In 2020, during the COVID-19 pandemic, it was highlighted that many school children go hungry during school holidays, with the campaign for central Government to fund free school meals. However, what was missed is that school holidays take place every year, and not just during pandemics. This means that children are at risk of hunger every year-round. And it is not just children that are at risk of hunger, as many parents across the County are struggling with being able to afford the household necessities, with food being just one example. Some adults are working multiple jobs but are still struggling with this issue. And when the pandemic is finally over, and the impact on family finances truly comes to light, this problem will become bigger and harder.

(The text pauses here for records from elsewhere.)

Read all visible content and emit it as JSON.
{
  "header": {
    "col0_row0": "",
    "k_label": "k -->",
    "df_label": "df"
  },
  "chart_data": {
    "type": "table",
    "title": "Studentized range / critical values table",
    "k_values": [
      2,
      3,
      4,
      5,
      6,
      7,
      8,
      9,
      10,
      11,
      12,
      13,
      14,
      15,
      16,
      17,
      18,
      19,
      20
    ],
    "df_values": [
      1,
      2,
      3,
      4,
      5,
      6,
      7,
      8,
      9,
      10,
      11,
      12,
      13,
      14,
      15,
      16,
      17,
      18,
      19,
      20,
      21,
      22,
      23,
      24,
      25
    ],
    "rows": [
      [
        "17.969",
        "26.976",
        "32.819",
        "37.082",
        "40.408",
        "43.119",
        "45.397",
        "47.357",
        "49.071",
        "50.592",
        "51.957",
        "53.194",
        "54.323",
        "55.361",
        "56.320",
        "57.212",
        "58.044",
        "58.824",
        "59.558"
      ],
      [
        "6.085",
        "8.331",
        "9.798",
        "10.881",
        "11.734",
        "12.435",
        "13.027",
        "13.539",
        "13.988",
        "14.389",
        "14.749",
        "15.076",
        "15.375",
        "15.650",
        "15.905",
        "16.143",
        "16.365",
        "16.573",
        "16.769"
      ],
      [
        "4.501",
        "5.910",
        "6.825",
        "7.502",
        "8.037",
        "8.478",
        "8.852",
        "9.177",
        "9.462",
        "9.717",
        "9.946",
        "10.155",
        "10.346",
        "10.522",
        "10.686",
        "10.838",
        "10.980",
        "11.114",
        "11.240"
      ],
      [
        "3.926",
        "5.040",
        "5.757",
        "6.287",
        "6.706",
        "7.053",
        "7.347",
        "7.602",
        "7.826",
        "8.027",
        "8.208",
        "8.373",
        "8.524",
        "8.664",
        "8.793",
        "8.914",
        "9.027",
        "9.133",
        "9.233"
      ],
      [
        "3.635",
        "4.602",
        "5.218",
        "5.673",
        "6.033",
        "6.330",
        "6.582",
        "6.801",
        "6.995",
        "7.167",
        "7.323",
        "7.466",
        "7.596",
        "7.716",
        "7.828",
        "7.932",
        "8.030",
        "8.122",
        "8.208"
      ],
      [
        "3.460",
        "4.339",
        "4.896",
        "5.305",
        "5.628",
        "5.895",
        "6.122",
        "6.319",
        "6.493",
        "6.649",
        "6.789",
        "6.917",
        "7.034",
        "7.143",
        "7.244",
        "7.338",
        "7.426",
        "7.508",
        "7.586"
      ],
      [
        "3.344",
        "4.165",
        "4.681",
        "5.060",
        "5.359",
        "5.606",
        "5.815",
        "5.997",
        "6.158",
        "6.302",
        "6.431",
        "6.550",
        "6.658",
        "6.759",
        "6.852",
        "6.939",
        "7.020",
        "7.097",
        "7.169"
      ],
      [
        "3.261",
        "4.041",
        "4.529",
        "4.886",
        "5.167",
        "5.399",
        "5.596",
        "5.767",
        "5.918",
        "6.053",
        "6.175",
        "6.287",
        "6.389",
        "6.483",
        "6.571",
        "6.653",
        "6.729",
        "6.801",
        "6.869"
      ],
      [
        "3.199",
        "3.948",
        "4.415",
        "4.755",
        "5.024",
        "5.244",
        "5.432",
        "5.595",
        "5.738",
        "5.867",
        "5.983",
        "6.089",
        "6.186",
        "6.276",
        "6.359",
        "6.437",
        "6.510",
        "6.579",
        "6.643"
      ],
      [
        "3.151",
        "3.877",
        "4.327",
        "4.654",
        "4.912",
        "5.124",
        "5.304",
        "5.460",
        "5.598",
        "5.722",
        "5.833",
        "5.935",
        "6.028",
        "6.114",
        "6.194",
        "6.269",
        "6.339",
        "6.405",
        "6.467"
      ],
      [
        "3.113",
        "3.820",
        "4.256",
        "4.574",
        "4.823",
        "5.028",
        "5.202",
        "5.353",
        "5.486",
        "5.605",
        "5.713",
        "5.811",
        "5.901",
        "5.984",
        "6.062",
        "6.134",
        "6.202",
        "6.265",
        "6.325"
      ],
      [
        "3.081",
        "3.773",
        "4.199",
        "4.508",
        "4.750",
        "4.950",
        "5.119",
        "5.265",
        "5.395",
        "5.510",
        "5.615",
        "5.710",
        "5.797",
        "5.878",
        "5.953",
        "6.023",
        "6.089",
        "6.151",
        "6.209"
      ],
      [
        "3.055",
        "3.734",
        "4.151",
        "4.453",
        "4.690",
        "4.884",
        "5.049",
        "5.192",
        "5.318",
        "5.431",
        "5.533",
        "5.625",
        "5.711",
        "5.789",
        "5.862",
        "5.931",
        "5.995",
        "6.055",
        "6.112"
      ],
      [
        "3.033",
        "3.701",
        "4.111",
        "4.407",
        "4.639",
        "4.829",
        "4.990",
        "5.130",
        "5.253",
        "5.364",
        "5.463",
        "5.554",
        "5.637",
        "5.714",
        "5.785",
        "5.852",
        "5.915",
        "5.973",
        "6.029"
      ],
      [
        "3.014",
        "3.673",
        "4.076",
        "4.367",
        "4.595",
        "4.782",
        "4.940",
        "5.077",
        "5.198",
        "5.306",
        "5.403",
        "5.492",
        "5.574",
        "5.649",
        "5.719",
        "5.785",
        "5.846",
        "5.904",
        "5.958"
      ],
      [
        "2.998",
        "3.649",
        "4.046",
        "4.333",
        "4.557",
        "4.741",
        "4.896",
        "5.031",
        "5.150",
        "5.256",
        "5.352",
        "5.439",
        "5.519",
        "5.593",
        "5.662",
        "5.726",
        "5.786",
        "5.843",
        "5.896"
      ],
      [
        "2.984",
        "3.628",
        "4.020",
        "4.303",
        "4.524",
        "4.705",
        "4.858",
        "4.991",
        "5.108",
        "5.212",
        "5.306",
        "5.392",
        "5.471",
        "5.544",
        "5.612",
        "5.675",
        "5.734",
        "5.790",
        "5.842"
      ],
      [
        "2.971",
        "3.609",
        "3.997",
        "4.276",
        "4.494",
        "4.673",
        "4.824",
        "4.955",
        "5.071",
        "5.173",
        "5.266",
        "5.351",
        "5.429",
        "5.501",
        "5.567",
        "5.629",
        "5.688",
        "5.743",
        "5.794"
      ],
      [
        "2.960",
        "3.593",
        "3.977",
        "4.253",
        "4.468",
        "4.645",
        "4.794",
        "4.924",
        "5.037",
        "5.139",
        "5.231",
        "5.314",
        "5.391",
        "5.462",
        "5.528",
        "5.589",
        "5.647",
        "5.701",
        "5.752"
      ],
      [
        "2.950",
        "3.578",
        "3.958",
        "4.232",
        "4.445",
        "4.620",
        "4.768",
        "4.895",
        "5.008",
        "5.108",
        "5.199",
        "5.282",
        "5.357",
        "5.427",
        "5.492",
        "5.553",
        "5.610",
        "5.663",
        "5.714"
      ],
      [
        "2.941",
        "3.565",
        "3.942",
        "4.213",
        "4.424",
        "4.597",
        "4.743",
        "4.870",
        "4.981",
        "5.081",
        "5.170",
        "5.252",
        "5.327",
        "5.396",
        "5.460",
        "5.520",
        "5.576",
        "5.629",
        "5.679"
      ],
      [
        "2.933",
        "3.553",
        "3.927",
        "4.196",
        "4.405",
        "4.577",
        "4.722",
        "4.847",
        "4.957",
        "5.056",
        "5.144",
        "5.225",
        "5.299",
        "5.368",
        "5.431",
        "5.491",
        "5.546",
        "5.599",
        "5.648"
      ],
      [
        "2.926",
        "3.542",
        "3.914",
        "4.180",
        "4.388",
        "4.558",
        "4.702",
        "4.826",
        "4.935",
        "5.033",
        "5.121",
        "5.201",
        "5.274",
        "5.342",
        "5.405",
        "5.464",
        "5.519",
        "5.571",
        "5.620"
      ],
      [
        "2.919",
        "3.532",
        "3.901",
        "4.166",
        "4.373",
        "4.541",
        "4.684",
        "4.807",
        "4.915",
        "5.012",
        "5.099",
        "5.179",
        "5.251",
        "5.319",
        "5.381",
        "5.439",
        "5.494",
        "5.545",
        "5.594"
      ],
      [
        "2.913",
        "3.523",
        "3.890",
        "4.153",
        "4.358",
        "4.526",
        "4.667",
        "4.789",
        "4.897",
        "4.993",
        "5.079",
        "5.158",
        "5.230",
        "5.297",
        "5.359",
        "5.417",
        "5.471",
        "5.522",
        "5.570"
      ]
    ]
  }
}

A Food Action Plan would be able to highlight the areas across the County that are most affected by this crisis, and enable a local response, by empowering community groups, AAPs and local councillors to become involved in supporting those that need the Council’s help.

Therefore, this Council resolves to:


1.             Request the lead Member for Food Poverty within Cabinet, to work across all parties within the Council, to create a consistent and inclusive Food Action Plan that reflects and addresses the needs of all families across County Durham.


Councillor S Deinali to Move


Teachers are key workers and professionals and have all contributed significantly during the pandemic – keeping schools open to vulnerable children and those of key workers whilst planning and delivering a remote curriculum to those children who have stayed at home.  Although the government pledged to raise teacher’s starting salaries to £30,000 by 2023 in their manifesto, they are now planning to impose a pay freeze.


Despite the School Teachers’ Review Body recommending a pay rise of 3.5% for all teachers, the Government has only given early career teachers the 3.5% rise, while more experienced teachers were given a 2% rise and those on the leadership pay scale were given only 1.5%. According to the independent Institute for Fiscal Studies this will leave around 60% of teachers receiving a below inflation pay rise, meaning their pay will fall in real terms.


The pay freeze will come after a decade of real terms pay cuts to teachers pay – which has left the teaching profession with major recruitment and retention issues.


The Department for Education has admitted that teachers are over £4000 a year worse off in real terms since 2010.



Therefore, the Council resolves to:


1.    Work with the education unions to understand the impact of the real term pay freeze over the past decade and develop actions to increase the level of retention and recruitment in County Durham.


2.    Write to the Government to highlight the impact of a real terms cut to teachers’ pay, ask for the introduction of a pay increase for all teachers in line with inflation and ask the Government to deliver on their pledge by increasing teachers’ starting salaries to £30,000 by 2023.


3.    Report back to Full Council on the outcome of resolution 1 and 2.


Councillor A Surtees to Move


This Council condemns the decision by government to remove the Universal Credit £20 Uplift.


Councillor F Tinsley to Move


This Council condemns the changes made by the Conservative government to the way Adult Social Care is funded in England. This includes the introduction of an ‘Adult Social Care Cap’ of £86K and increases to National Insurance contributions which will have a disproportionate financial impact on younger members of society and small businesses recovering from the Covid 19 pandemic.   The changes will have an unfair impact on residents of County Durham because the Adult Social Care Cap is a much higher proportion of the average value of houses in County Durham than in many other parts of the country.


Democratic Services
Durham County Council
County Hall
County Durham
03000 269 714